Out of a survey of 2,243 enterprise workers, most displayed concerns that BYOD would “transform IT from helpful business partner into an Orwellian Big Brother keeping round-the-clock tabs on all device activity”, Fiberlink said in its blog.
Tracking software and mobile device management clients are centerpieces of security strategies around BYOD, but a full 82% of workers said that they see the ability to be tracked as an invasion of their privacy, and three-quarters said that as a result, they would not let an employer install tracking software on their device in exchange for access to corporate resources. Also, 82% said that employers tracking the websites that they browse is either 'of concern' or 'extreme concern' to them.
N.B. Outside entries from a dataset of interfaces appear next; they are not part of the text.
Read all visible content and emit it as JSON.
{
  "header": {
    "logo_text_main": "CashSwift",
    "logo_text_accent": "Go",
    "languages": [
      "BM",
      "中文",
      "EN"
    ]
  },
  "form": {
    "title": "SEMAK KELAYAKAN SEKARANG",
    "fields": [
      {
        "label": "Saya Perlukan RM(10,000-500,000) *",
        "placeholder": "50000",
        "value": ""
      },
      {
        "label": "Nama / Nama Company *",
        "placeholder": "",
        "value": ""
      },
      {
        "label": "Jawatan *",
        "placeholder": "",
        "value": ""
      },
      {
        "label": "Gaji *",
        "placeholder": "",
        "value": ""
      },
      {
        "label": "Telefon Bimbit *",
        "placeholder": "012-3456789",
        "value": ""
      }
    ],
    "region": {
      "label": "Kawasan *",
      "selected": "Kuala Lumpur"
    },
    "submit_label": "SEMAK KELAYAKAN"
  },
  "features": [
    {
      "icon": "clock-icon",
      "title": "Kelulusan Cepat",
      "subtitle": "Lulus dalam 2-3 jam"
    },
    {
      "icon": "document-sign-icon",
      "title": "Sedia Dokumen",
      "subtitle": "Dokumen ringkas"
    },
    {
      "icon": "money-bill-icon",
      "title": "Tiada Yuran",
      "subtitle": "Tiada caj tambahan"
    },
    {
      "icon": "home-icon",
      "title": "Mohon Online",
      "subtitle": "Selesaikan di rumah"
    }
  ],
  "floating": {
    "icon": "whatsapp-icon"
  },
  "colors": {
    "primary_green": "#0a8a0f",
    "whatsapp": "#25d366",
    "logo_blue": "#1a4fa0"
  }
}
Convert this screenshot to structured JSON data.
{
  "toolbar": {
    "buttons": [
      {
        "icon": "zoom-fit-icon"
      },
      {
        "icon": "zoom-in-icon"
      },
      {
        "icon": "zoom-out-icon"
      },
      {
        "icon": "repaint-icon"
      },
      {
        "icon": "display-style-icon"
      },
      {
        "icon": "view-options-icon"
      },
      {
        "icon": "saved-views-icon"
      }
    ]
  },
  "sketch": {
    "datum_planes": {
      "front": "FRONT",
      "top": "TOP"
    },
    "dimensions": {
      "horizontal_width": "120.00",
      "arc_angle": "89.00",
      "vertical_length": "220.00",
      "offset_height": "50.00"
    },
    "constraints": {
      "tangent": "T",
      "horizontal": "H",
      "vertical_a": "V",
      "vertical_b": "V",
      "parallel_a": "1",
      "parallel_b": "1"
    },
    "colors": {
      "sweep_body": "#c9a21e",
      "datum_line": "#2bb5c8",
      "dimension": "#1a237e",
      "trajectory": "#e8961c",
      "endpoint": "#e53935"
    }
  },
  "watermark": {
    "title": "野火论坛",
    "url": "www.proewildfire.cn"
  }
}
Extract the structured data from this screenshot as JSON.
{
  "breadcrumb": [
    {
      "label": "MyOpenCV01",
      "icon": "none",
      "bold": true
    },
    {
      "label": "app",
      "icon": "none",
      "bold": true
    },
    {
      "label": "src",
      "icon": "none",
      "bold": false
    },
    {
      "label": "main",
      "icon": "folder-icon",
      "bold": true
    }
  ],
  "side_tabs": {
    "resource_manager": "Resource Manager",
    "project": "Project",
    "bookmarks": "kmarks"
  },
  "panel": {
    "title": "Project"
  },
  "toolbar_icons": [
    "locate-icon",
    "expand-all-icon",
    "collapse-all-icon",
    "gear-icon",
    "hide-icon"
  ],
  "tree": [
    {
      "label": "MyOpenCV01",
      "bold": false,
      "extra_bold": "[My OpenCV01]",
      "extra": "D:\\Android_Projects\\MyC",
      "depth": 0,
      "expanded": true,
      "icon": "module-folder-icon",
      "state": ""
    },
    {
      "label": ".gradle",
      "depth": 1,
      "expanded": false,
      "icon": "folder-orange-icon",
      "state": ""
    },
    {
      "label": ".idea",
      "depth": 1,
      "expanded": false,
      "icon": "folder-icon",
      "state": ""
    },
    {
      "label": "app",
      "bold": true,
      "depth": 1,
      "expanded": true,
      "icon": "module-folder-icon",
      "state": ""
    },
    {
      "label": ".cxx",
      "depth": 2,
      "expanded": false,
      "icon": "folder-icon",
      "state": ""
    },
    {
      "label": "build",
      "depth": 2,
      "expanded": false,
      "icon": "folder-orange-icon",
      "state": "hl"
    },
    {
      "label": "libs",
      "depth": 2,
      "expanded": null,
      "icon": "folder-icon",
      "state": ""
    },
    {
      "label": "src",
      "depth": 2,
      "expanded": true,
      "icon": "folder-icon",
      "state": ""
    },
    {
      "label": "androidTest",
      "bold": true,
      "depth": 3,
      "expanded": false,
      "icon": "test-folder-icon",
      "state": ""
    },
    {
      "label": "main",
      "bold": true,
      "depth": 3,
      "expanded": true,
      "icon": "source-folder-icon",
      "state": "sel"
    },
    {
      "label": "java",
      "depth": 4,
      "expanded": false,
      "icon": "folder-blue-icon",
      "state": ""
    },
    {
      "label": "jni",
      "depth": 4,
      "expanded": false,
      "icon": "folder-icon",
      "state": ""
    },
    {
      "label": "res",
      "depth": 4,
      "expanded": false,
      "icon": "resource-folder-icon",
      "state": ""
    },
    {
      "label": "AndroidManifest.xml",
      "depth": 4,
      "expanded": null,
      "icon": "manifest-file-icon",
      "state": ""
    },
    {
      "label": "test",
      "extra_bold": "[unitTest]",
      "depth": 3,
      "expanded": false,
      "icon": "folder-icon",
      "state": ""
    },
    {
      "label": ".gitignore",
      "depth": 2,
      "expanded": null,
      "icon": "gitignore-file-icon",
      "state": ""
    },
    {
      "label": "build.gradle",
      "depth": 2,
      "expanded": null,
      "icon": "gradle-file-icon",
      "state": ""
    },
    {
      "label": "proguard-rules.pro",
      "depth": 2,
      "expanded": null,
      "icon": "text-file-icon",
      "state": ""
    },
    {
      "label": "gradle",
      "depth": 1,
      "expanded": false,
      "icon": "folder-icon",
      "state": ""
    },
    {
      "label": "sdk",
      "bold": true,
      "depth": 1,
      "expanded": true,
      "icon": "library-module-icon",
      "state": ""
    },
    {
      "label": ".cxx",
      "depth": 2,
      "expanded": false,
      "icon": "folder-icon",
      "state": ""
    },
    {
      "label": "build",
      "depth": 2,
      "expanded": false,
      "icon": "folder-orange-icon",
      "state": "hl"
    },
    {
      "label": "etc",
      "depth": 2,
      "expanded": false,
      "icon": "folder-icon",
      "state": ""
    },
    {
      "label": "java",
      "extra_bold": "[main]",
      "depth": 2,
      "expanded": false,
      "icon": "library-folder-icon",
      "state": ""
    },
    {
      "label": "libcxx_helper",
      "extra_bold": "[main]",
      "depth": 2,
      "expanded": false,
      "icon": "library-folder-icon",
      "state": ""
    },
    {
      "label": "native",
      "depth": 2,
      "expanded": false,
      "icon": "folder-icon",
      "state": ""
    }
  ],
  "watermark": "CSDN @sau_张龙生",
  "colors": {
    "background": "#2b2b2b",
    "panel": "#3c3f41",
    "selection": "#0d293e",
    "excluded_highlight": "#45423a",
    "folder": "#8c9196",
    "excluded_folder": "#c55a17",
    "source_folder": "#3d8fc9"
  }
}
Overall, only 15% said that they aren’t concerned at all about tracking software.
Meanwhile, 86% are concerned to very concerned that employers could delete personal pictures, email profiles and music--whether founded fears or not, it's another example of the Big Brother fears that BYOD security and tracking software seems to engender.
“We took it upon ourselves to do a bit of detective work on the topic to test our hypothesis on the privacy breaching backlash of BYOD,” said researchers. “Lo and behold, the survey results were on par with expectations—the overwhelming majority concerned about moderation of on-device activity and the privacy of data contained thereon.”
The global BYOD and enterprise mobility market is expected to grow from $67.21 billion in 2011 to $181.39 billion by 2017, according to Markets & Markets, at an estimated CAGR of 15.17% from 2012 to 2017.
North America commanded the largest share, with 36.10% of the overall managed market in 2011 at $24.26 billion; and is expected to reach $58.60 billion by 2017, at a CAGR of 12.9% from 2012 to 2017.